■ To do
Where a picture appears, leave it out, and print the rest of the records as they are.

■ Input data
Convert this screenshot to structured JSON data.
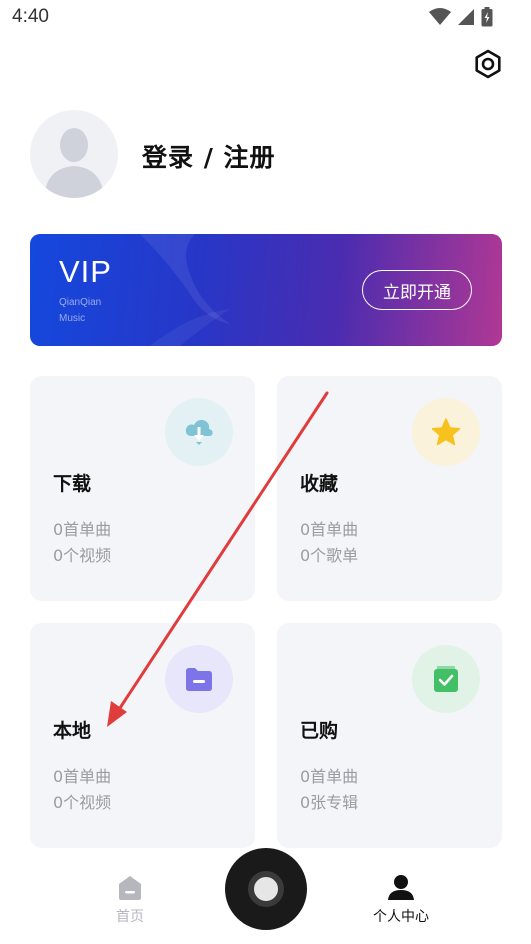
{
  "status_bar": {
    "time": "4:40"
  },
  "profile": {
    "login_label": "登录 / 注册"
  },
  "vip": {
    "title": "VIP",
    "subtitle_line1": "QianQian",
    "subtitle_line2": "Music",
    "button_label": "立即开通"
  },
  "cards": [
    {
      "title": "下载",
      "line1": "0首单曲",
      "line2": "0个视频",
      "icon": "cloud-download-icon",
      "icon_bg": "#e4f1f4",
      "icon_color": "#7fc3d4"
    },
    {
      "title": "收藏",
      "line1": "0首单曲",
      "line2": "0个歌单",
      "icon": "star-icon",
      "icon_bg": "#fbf2dc",
      "icon_color": "#f7c21e"
    },
    {
      "title": "本地",
      "line1": "0首单曲",
      "line2": "0个视频",
      "icon": "folder-icon",
      "icon_bg": "#e8e6fb",
      "icon_color": "#7d74e8"
    },
    {
      "title": "已购",
      "line1": "0首单曲",
      "line2": "0张专辑",
      "icon": "purchased-icon",
      "icon_bg": "#e1f3e6",
      "icon_color": "#43c066"
    }
  ],
  "bottom_nav": {
    "home_label": "首页",
    "profile_label": "个人中心"
  },
  "colors": {
    "annotation_arrow": "#e03c3c",
    "nav_inactive": "#b5b7bd",
    "nav_active": "#111111"
  }
}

■ Answer for this exercise
Convert this screenshot to structured JSON data.
{
  "status_bar": {
    "time": "4:40"
  },
  "profile": {
    "login_label": "登录 / 注册"
  },
  "vip": {
    "title": "VIP",
    "subtitle_line1": "QianQian",
    "subtitle_line2": "Music",
    "button_label": "立即开通"
  },
  "cards": [
    {
      "title": "下载",
      "line1": "0首单曲",
      "line2": "0个视频",
      "icon": "cloud-download-icon",
      "icon_bg": "#e4f1f4",
      "icon_color": "#7fc3d4"
    },
    {
      "title": "收藏",
      "line1": "0首单曲",
      "line2": "0个歌单",
      "icon": "star-icon",
      "icon_bg": "#fbf2dc",
      "icon_color": "#f7c21e"
    },
    {
      "title": "本地",
      "line1": "0首单曲",
      "line2": "0个视频",
      "icon": "folder-icon",
      "icon_bg": "#e8e6fb",
      "icon_color": "#7d74e8"
    },
    {
      "title": "已购",
      "line1": "0首单曲",
      "line2": "0张专辑",
      "icon": "purchased-icon",
      "icon_bg": "#e1f3e6",
      "icon_color": "#43c066"
    }
  ],
  "bottom_nav": {
    "home_label": "首页",
    "profile_label": "个人中心"
  },
  "colors": {
    "annotation_arrow": "#e03c3c",
    "nav_inactive": "#b5b7bd",
    "nav_active": "#111111"
  }
}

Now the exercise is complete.